Hail, holy light, offspring of heaven first born, Or of the eternal, co-eternal beam | May I express thee unblamed ! Since God is light, And never but in unapproached light Dwelt from eternity, dwelt then in thee, bright effluence of bright essence uncreate l Or hearest thou, rather, pure etherial stream, Whose fountain who shall tell ? Before the Sun, Before the Heavens thou wert ; and at the voice Of God, as with a mantle, did invest
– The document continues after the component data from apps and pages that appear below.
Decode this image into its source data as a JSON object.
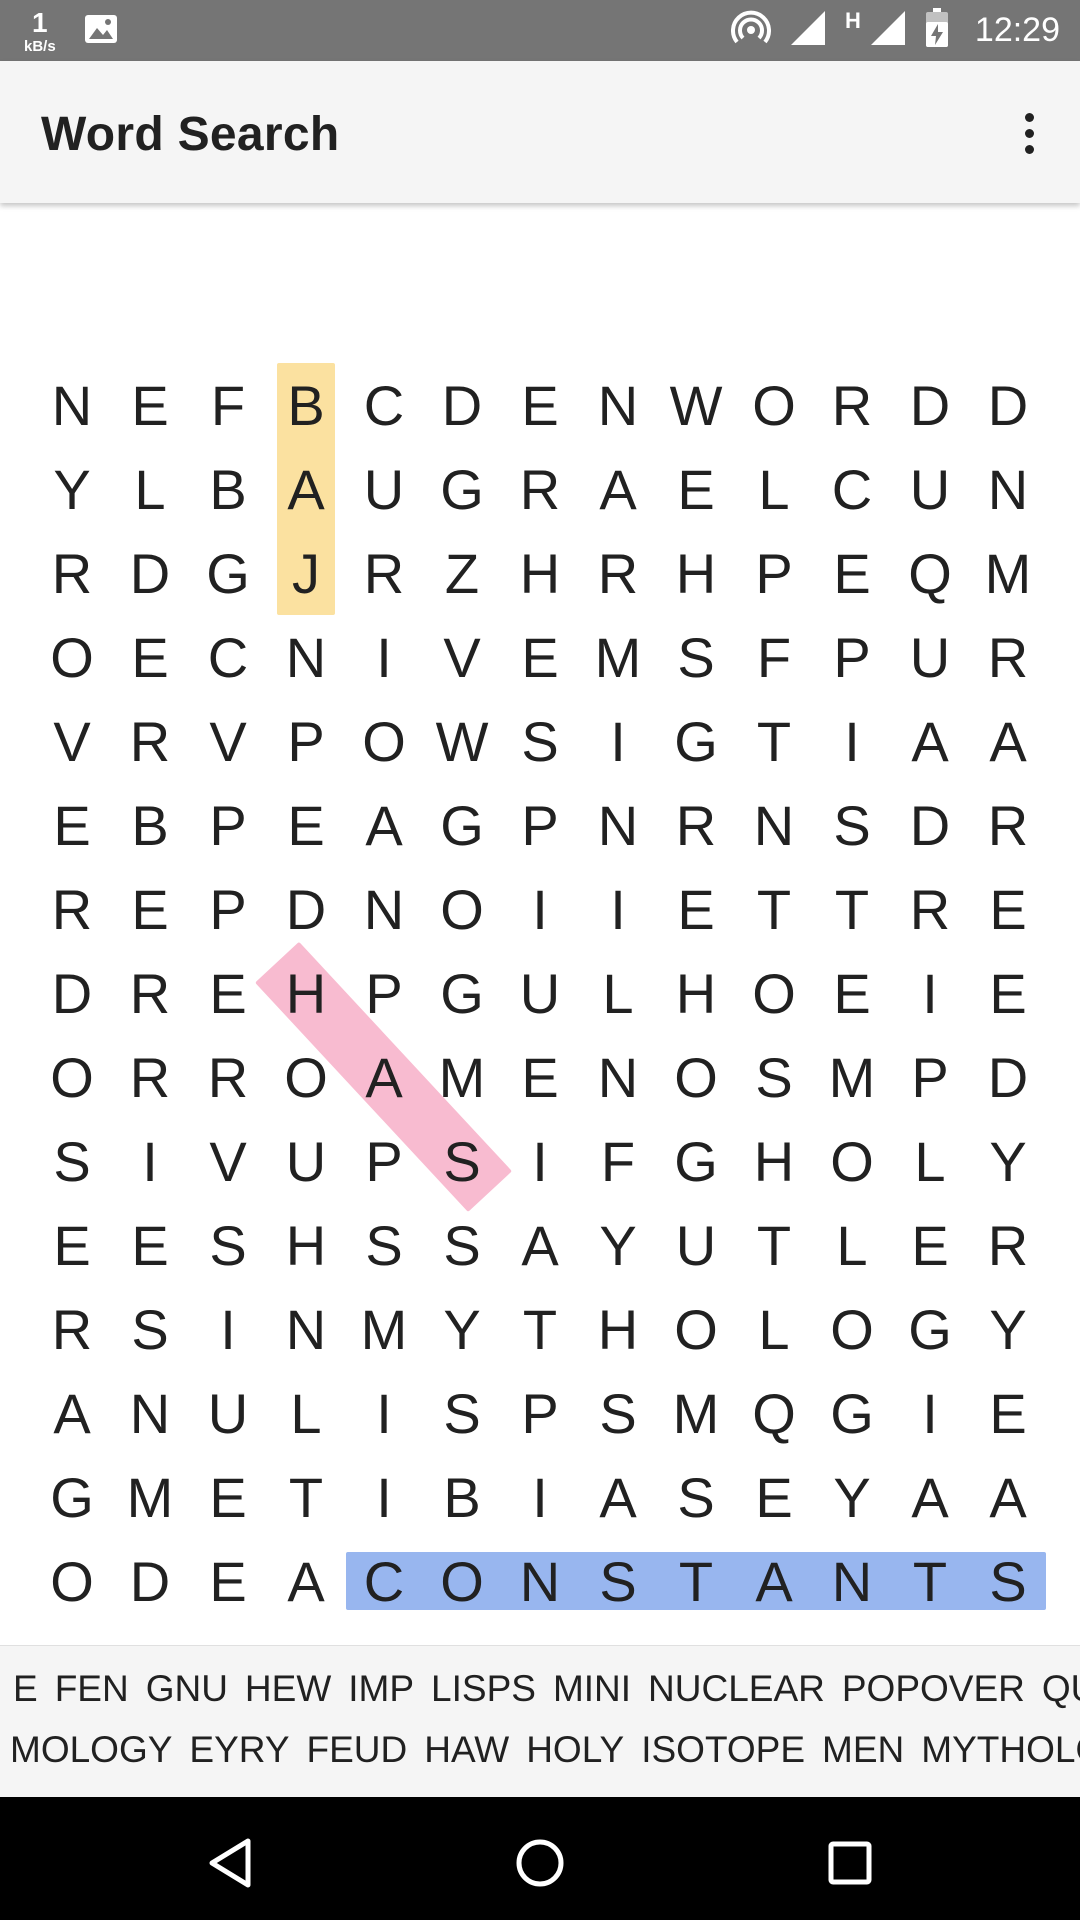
{
  "status_bar": {
    "net_speed_value": "1",
    "net_speed_unit": "kB/s",
    "network_type": "H",
    "time": "12:29",
    "icons": [
      "image-icon",
      "hotspot-icon",
      "signal-icon",
      "signal-icon",
      "battery-charging-icon"
    ]
  },
  "app_bar": {
    "title": "Word Search",
    "menu_icon": "more-vert-icon"
  },
  "grid": {
    "rows": [
      [
        "N",
        "E",
        "F",
        "B",
        "C",
        "D",
        "E",
        "N",
        "W",
        "O",
        "R",
        "D",
        "D"
      ],
      [
        "Y",
        "L",
        "B",
        "A",
        "U",
        "G",
        "R",
        "A",
        "E",
        "L",
        "C",
        "U",
        "N"
      ],
      [
        "R",
        "D",
        "G",
        "J",
        "R",
        "Z",
        "H",
        "R",
        "H",
        "P",
        "E",
        "Q",
        "M"
      ],
      [
        "O",
        "E",
        "C",
        "N",
        "I",
        "V",
        "E",
        "M",
        "S",
        "F",
        "P",
        "U",
        "R"
      ],
      [
        "V",
        "R",
        "V",
        "P",
        "O",
        "W",
        "S",
        "I",
        "G",
        "T",
        "I",
        "A",
        "A"
      ],
      [
        "E",
        "B",
        "P",
        "E",
        "A",
        "G",
        "P",
        "N",
        "R",
        "N",
        "S",
        "D",
        "R"
      ],
      [
        "R",
        "E",
        "P",
        "D",
        "N",
        "O",
        "I",
        "I",
        "E",
        "T",
        "T",
        "R",
        "E"
      ],
      [
        "D",
        "R",
        "E",
        "H",
        "P",
        "G",
        "U",
        "L",
        "H",
        "O",
        "E",
        "I",
        "E"
      ],
      [
        "O",
        "R",
        "R",
        "O",
        "A",
        "M",
        "E",
        "N",
        "O",
        "S",
        "M",
        "P",
        "D"
      ],
      [
        "S",
        "I",
        "V",
        "U",
        "P",
        "S",
        "I",
        "F",
        "G",
        "H",
        "O",
        "L",
        "Y"
      ],
      [
        "E",
        "E",
        "S",
        "H",
        "S",
        "S",
        "A",
        "Y",
        "U",
        "T",
        "L",
        "E",
        "R"
      ],
      [
        "R",
        "S",
        "I",
        "N",
        "M",
        "Y",
        "T",
        "H",
        "O",
        "L",
        "O",
        "G",
        "Y"
      ],
      [
        "A",
        "N",
        "U",
        "L",
        "I",
        "S",
        "P",
        "S",
        "M",
        "Q",
        "G",
        "I",
        "E"
      ],
      [
        "G",
        "M",
        "E",
        "T",
        "I",
        "B",
        "I",
        "A",
        "S",
        "E",
        "Y",
        "A",
        "A"
      ],
      [
        "O",
        "D",
        "E",
        "A",
        "C",
        "O",
        "N",
        "S",
        "T",
        "A",
        "N",
        "T",
        "S"
      ]
    ],
    "highlights": [
      {
        "word": "BAJ",
        "color": "#fbe1a0",
        "from": [
          0,
          3
        ],
        "to": [
          2,
          3
        ]
      },
      {
        "word": "HAS",
        "color": "#f8bbd0",
        "from": [
          7,
          3
        ],
        "to": [
          9,
          5
        ]
      },
      {
        "word": "CONSTANTS",
        "color": "#98b6ef",
        "from": [
          14,
          4
        ],
        "to": [
          14,
          12
        ]
      }
    ]
  },
  "word_list": {
    "row1": [
      "E",
      "FEN",
      "GNU",
      "HEW",
      "IMP",
      "LISPS",
      "MINI",
      "NUCLEAR",
      "POPOVER",
      "QUA"
    ],
    "row2": [
      "MOLOGY",
      "EYRY",
      "FEUD",
      "HAW",
      "HOLY",
      "ISOTOPE",
      "MEN",
      "MYTHOLOG"
    ]
  },
  "nav_bar": {
    "buttons": [
      "back-icon",
      "home-icon",
      "recents-icon"
    ]
  }
}
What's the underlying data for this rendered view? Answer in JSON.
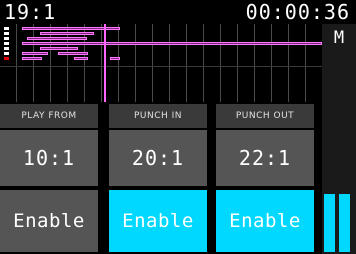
{
  "header": {
    "position": "19:1",
    "time": "00:00:36"
  },
  "monitor_label": "M",
  "columns": [
    {
      "label": "PLAY FROM",
      "value": "10:1",
      "button": "Enable",
      "enabled": false
    },
    {
      "label": "PUNCH IN",
      "value": "20:1",
      "button": "Enable",
      "enabled": true
    },
    {
      "label": "PUNCH OUT",
      "value": "22:1",
      "button": "Enable",
      "enabled": true
    }
  ],
  "colors": {
    "accent": "#00d8ff",
    "clip": "#ff77ff",
    "active_track": "#e00000"
  }
}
The rising work of waters, dark and deep, Won from the void and formless infinite. Thee I revisit now with bolder wing, Escaped the Stygian pool, though long detained In that obscure sojourn, while in my flight Through utter and through middle darkness borne, With other notes than to the Orphean lyre, - sung of Chaos and eternal Night, Taught by the heavenly muse to venture down The dark descent, and up to reascend, Though hard and rare: Thee I revisit safe, And feel thy sovereign, vital lamp; but thou Revisitst not these eyes, that roll in vain To find thy piercing ray, and find no dawn; So thick a drop serene hath quenched their orbs, Or dim suffusion veiled. Yet not the more Cease I to wander where the Muses haunt, Clear spring, or shady grove, or sunny hill, Smit with the love of sacred song; but chief, Thee, Zion, and the flowery brooks beneath, That wash thy hallowed feet, and warbling flow, Nightly I visit: nor sometimes forget Those other two, equalled with me in fate, So were I equalled with them in renown, Blind Thamyris and blind Moeonides, And Tiresias and Phineas, prophets old; There feed on thoughts that voluntary move Harmonious numbers; as the wakeful bird Sings darkling, and, in shadiest covert hid, Tunes her nocturnal note. Thus with the year Season3 return; but not to me return Day, or the sweet approach of even or morn,